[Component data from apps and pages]
════

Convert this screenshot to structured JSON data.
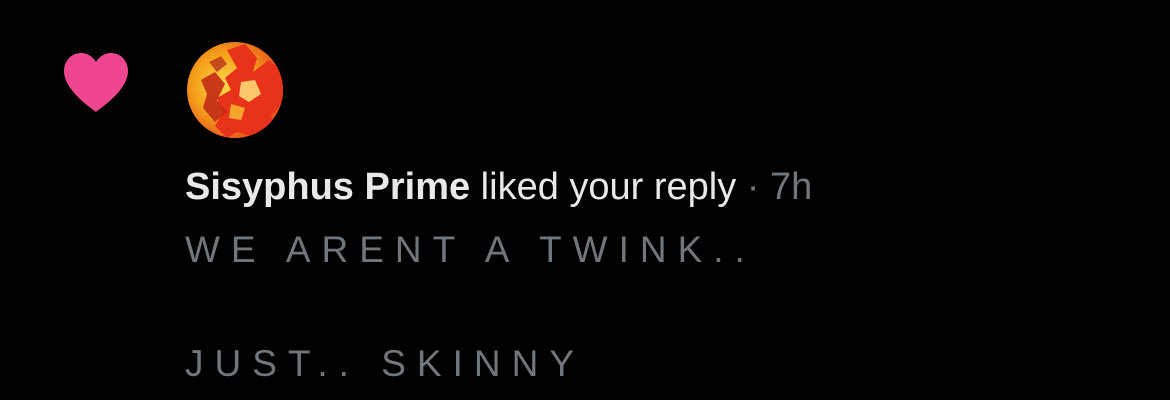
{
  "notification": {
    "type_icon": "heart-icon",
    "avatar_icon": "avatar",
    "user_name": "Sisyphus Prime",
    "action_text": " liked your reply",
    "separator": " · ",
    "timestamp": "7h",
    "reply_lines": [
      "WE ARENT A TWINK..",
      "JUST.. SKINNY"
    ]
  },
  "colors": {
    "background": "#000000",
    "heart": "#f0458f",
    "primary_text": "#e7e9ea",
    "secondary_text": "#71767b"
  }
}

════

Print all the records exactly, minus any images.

Convert this screenshot to structured JSON data.
{
  "notification": {
    "type_icon": "heart-icon",
    "avatar_icon": "avatar",
    "user_name": "Sisyphus Prime",
    "action_text": " liked your reply",
    "separator": " · ",
    "timestamp": "7h",
    "reply_lines": [
      "WE ARENT A TWINK..",
      "JUST.. SKINNY"
    ]
  },
  "colors": {
    "background": "#000000",
    "heart": "#f0458f",
    "primary_text": "#e7e9ea",
    "secondary_text": "#71767b"
  }
}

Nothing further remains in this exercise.